She therefore, being covetous of continued contentment, turned the conversation to less controversial subjects; and, after passing notice of the fair weather, the brightness of the geraniums and kindred trivialities, successfully incited Mary to talk of Brockhurst, Sir Richard Calmady's famous place in the north of the county, where prior to his retirement to his native town of Marychurch, upon a generous pension her father, Lomas Fisher, had for many years occupied the post of second gardener.
The whole glinting expanse of the Haven was visible right up to the town of Marychurch gathered about its long-backed Abbey, whose tower, tall and in effect almost spectral, showed against the purple ridges of forest and moorland beyond.
Certain it is, however, that no doubts of this description troubled the mind of Thomas Clarkson Verity, when, in the closing decade of the eighteenth century, he purchased the house at Deadham Hard, known as Tandy's Castle, overlooking the deep and comparatively narrow channel by which the Rivers Arne and Wilner, after crossing the tide-flats and salt-marsh of Marychurch Haven, make their swift united exit into Marychurch Bay.
Realizing it, as he sat in the somewhat stuffy first-class carriage, on that brief hour's journey from Southampton to Marychurch, he had laughed out loud, hunching up his shoulders saucily, in a sudden outburst of irrepressible and boyish glee.
The Honourable Augustus and Mrs. Cowden, and Felicia Verity, not without last words, adjurations, commands and fussings, started on their twelve-mile drive home to Paulton Lacy about six o'clock. A little later Dr. McCabe conveyed himself, and his brogue, away in an ancient hired landau to catch the evening train from Marychurch to Stourmouth.
Thought and vision followed their own impulse, wandering back and forth between the low-caste eating-house in the sweltering heat and perfumed stenches of the oriental, tropic seaport; and the stone-built English inn here on Marychurch Haven overlooking the desolate waste of sand-hills, the dark reed-beds and chill gleaming tides.
And such did it remain until a good eighty years later, when it was visited by a youthful namesake and great-great nephew, under circumstances not altogether unworthy of record. The four-twenty down train rumbled into Marychurch station, and Tom Verity stepped out of a rather frousty first-class carriage on to the platform.
By the time Miss Verity reached Marychurch the rain amounted to a veritable downpour. Driven by the southwesterly wind, it swept in sheets over the low-lying country, the pallid waters, drab mud-flats, dingy grey-green salt-marsh, and rusty brown reed-beds of the estuary. The dusty road, running alongside this last through the hamlets of Horny Cross and Lampit, grew hourly deeper in gritty mud.

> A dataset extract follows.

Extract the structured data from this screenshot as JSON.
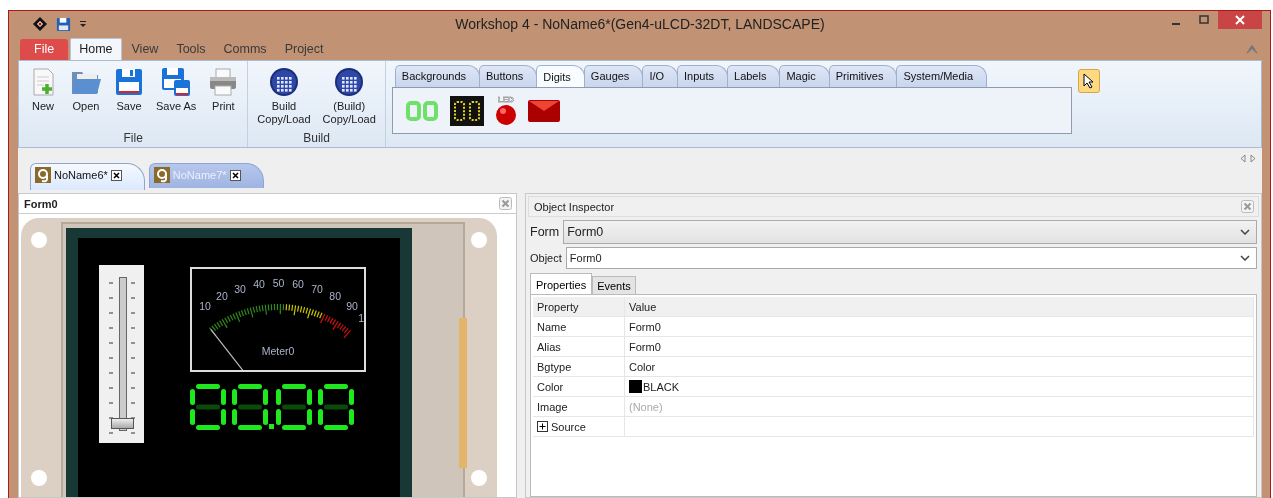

Hearing which infectiously gay but quite unexpected sound, Miss Bilson stopped dead in the middle both of a nectarine and a sentence. "What is the matter, Damaris?" she exclaimed. "I was explaining our difficulty in securing sufficient conveyances for some of our party to and from Marychurch station. I really do not see any cause for amusement in what I said."
And in this last connection, as he reflected, much was to be said for the geographical position of Marychurch; since if river mists and white dullness of sea fog, drifting in from the Channel, were to hand, so, also, in their season, were fresh run salmon, snipe, wood-cock, flocks of wild duck, of plover and other savoury fowl.